The rural places of the city

In Les Misérables (1862), Victor Hugo describes the ‘bastard countryside, somewhat ugly but bizarre, made up of two different natures’ which surrounds cities: ‘End of trees, beginning of roofs, end of grass, beginning of paving stones…’

A century and a half later, those same ambiguous non-places are what interests Lawrence James Bailey. Whereas in his earlier work he focussed on the border area between city and countryside and the rugged no man’s land that typifies this transitional zone, this summer he is looking for the urban wilderness of Amsterdam. ‘

The city is human territory, entirely designed and organized, and yet weeds still grow between the paving stones.
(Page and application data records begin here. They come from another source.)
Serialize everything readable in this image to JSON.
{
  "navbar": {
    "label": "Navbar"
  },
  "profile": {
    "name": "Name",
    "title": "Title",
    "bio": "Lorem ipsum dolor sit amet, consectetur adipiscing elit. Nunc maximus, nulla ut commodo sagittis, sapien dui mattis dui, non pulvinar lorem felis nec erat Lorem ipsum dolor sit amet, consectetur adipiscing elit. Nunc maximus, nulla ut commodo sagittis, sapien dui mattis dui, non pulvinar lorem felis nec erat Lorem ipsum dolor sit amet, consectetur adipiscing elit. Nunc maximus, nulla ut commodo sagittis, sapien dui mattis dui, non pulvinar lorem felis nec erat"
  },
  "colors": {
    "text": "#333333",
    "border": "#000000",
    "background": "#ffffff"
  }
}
I am searching for the often unnoticed places where culture and nature collide or merge into one another in a messy limbo.’